WORK TASK —
Give the number of lines in the data below where the string "months" occurs, and nothing else.

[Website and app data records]
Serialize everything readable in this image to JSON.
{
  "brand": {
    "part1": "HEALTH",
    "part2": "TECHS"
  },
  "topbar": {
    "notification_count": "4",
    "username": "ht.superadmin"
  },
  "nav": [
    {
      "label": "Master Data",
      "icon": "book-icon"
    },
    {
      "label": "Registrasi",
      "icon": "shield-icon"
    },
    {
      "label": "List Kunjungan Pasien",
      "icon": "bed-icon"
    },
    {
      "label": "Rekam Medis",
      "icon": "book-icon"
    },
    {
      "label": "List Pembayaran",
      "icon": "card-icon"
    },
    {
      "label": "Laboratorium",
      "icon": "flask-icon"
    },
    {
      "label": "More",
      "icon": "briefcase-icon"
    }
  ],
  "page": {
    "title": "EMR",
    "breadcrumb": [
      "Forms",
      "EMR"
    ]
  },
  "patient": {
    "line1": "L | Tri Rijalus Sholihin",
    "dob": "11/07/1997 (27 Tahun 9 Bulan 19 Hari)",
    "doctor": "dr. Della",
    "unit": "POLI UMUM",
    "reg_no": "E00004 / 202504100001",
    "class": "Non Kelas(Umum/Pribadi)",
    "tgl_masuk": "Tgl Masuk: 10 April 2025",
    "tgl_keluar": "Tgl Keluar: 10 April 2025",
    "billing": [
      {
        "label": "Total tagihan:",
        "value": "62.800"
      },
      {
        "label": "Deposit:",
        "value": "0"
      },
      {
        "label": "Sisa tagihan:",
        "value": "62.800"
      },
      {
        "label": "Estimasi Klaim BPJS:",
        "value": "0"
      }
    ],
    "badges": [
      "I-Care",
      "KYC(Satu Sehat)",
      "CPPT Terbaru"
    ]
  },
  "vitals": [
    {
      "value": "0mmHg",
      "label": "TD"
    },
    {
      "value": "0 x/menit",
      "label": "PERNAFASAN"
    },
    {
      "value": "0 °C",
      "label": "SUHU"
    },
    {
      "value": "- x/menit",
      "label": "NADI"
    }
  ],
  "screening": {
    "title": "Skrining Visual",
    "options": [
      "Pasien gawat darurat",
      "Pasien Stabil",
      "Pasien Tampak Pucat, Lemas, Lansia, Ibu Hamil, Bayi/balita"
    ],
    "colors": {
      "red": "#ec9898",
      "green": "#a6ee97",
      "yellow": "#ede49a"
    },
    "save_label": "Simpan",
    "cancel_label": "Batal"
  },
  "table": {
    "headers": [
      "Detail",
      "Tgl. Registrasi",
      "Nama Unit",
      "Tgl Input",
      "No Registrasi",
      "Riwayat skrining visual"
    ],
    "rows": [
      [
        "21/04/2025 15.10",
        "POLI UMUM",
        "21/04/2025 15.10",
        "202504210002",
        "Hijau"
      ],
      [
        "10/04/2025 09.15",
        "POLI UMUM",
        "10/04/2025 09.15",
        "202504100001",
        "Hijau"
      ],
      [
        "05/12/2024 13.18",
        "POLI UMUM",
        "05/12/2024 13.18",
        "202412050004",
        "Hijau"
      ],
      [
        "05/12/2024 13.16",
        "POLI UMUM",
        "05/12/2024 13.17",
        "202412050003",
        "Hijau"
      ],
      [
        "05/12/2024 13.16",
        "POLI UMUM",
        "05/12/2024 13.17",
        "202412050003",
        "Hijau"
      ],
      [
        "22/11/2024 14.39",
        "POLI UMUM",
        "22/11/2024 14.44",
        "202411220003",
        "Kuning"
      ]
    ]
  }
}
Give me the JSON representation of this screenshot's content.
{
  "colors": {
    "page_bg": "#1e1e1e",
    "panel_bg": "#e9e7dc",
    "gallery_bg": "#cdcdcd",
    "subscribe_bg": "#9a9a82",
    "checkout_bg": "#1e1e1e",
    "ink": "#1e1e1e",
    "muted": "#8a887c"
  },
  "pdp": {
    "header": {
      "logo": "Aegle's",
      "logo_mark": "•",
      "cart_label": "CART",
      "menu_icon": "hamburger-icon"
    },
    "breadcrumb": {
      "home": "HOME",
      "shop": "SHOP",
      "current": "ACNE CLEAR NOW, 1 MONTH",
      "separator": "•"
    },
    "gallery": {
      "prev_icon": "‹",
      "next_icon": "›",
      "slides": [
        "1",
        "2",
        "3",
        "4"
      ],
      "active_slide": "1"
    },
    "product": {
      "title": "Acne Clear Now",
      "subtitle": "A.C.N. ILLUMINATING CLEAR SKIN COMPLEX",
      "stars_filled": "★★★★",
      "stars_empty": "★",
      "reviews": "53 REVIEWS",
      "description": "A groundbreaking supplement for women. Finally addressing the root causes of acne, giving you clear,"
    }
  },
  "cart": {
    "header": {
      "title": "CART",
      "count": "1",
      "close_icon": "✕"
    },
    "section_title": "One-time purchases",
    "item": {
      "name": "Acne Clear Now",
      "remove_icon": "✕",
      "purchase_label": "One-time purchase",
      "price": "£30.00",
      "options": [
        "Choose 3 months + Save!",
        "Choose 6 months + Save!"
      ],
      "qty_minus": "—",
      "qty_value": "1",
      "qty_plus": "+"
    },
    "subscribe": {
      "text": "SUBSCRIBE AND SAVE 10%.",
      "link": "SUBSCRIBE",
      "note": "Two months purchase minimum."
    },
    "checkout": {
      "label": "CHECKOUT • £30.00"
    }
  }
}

ANSWER SECTION —
3